▸ **REQUIRED ACTION**
The lines to copy are those in the listing that hold the word "title".

▸ **MATERIALS PROVIDED**
****************

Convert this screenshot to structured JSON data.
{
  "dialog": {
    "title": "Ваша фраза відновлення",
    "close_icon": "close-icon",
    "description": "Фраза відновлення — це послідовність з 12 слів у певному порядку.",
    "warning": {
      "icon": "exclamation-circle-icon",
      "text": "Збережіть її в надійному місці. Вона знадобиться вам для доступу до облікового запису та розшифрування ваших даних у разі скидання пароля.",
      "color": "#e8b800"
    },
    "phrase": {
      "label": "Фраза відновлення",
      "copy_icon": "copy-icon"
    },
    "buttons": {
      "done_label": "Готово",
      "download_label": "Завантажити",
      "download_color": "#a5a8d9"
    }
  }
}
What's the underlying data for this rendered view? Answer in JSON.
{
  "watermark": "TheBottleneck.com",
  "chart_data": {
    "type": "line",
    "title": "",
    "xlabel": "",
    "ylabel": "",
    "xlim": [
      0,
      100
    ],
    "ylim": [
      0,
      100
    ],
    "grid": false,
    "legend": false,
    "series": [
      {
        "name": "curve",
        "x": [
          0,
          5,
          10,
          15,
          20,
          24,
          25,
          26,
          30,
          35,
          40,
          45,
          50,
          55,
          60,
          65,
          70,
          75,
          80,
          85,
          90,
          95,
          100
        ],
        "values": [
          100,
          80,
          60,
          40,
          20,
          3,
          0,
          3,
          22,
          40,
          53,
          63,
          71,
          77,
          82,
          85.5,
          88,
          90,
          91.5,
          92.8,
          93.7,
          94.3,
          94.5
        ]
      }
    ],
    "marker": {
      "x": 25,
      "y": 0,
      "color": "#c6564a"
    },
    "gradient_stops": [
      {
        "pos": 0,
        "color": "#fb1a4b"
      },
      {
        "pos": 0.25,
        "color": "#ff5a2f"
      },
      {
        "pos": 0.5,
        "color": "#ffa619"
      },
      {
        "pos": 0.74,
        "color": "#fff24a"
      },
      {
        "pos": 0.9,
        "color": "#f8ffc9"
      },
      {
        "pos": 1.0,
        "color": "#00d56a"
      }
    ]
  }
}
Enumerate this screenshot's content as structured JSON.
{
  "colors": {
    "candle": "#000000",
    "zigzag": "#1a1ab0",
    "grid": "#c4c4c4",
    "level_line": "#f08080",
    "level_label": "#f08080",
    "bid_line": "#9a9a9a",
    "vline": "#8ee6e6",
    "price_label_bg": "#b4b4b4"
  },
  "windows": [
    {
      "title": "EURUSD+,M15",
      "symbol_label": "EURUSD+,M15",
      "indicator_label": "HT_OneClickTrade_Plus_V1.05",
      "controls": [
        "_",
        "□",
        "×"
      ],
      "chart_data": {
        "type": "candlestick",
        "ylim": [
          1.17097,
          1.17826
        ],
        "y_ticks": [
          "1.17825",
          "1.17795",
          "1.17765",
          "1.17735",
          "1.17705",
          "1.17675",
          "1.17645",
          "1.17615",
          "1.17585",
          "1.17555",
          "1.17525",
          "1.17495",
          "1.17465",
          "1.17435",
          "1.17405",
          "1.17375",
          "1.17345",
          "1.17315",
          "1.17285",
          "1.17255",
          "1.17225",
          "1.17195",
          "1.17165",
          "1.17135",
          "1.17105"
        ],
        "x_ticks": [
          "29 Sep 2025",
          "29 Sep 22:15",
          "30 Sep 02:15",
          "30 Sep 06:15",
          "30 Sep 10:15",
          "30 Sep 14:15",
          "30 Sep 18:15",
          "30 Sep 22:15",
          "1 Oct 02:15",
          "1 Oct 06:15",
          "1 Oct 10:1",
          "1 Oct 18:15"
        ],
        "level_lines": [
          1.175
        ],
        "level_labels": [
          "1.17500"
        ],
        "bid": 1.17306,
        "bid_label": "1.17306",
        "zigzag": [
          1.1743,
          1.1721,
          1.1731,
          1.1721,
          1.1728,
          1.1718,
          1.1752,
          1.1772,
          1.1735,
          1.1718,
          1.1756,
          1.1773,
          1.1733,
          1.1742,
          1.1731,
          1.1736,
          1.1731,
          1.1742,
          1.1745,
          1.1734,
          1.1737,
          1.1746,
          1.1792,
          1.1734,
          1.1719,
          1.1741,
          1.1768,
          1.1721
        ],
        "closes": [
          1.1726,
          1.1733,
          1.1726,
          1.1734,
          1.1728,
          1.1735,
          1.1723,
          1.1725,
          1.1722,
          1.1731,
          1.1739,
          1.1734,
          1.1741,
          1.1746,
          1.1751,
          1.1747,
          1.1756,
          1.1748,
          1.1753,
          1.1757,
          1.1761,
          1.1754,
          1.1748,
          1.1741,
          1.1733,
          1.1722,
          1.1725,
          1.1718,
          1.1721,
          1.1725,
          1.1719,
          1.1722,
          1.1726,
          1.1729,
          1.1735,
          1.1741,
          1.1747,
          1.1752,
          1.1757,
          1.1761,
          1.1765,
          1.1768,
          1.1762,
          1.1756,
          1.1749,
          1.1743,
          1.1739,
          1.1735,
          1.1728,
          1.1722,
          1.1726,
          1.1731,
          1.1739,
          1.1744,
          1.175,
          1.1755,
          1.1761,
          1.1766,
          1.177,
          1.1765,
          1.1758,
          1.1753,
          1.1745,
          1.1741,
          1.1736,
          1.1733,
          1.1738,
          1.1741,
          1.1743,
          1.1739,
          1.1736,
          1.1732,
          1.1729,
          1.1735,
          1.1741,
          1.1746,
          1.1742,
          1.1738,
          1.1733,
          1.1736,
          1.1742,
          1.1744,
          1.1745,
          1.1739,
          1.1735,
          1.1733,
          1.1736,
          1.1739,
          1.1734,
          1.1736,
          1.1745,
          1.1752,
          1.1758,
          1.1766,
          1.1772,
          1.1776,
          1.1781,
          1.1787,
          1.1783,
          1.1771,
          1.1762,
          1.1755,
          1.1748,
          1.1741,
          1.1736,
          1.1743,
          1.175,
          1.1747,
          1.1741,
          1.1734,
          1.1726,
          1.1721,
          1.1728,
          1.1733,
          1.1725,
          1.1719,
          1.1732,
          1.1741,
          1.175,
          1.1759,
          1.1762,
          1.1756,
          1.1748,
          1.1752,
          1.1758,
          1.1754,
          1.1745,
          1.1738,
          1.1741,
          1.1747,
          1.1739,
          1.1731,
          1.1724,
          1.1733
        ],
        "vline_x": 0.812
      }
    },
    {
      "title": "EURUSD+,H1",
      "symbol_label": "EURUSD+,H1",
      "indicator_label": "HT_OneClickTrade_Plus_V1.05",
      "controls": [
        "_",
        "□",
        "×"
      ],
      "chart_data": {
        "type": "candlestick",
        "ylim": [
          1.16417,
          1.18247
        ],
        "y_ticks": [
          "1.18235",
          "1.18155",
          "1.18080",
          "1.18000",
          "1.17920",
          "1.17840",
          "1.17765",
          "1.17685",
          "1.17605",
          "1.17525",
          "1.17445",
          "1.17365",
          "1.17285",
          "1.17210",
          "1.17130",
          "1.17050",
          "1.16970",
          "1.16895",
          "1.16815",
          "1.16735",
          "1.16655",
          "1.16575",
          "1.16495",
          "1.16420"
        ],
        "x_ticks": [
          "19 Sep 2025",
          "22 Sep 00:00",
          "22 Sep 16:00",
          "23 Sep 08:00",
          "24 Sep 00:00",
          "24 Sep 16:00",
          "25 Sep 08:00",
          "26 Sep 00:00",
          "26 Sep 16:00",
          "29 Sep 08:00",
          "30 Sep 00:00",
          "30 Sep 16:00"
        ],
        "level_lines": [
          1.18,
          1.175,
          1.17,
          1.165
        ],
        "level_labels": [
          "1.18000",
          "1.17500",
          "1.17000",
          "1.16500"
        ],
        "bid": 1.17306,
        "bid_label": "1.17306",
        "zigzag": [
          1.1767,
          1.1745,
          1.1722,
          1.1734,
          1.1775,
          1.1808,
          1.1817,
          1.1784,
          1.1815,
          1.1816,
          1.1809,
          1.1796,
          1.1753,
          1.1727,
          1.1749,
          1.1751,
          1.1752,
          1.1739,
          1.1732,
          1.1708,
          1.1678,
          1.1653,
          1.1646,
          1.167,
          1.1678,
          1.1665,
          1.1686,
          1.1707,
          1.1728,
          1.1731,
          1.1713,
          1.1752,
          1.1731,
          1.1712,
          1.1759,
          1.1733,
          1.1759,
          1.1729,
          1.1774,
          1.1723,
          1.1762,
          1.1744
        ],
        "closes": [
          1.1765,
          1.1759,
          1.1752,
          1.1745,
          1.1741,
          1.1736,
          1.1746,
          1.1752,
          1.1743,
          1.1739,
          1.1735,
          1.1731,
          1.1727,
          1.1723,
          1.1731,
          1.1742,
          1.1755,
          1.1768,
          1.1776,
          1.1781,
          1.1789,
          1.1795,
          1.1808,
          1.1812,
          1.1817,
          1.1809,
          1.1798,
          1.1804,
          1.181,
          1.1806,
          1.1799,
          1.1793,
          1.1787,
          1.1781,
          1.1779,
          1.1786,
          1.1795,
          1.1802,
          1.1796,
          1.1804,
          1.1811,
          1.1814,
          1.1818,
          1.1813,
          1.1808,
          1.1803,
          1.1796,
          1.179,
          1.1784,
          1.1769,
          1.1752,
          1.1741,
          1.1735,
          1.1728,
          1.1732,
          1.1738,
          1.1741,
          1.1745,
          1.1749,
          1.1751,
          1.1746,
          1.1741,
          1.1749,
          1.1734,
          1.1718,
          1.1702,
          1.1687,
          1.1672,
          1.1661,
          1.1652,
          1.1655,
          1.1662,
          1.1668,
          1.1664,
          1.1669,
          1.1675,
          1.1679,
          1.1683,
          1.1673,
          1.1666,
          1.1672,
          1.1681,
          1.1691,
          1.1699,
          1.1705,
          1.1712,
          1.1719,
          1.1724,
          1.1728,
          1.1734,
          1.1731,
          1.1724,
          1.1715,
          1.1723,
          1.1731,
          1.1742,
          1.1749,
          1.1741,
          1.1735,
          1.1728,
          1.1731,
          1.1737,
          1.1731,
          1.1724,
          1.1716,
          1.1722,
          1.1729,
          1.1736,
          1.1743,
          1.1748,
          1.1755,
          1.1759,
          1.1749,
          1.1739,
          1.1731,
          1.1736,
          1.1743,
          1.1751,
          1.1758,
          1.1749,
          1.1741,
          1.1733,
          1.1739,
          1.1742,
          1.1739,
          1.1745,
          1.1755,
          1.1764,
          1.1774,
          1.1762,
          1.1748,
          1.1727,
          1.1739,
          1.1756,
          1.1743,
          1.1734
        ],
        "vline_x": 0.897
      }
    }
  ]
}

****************

▸ **TASK ANSWER**
    "title": "Ваша фраза відновлення",
    "title": "",
      "title": "EURUSD+,M15",
      "title": "EURUSD+,H1",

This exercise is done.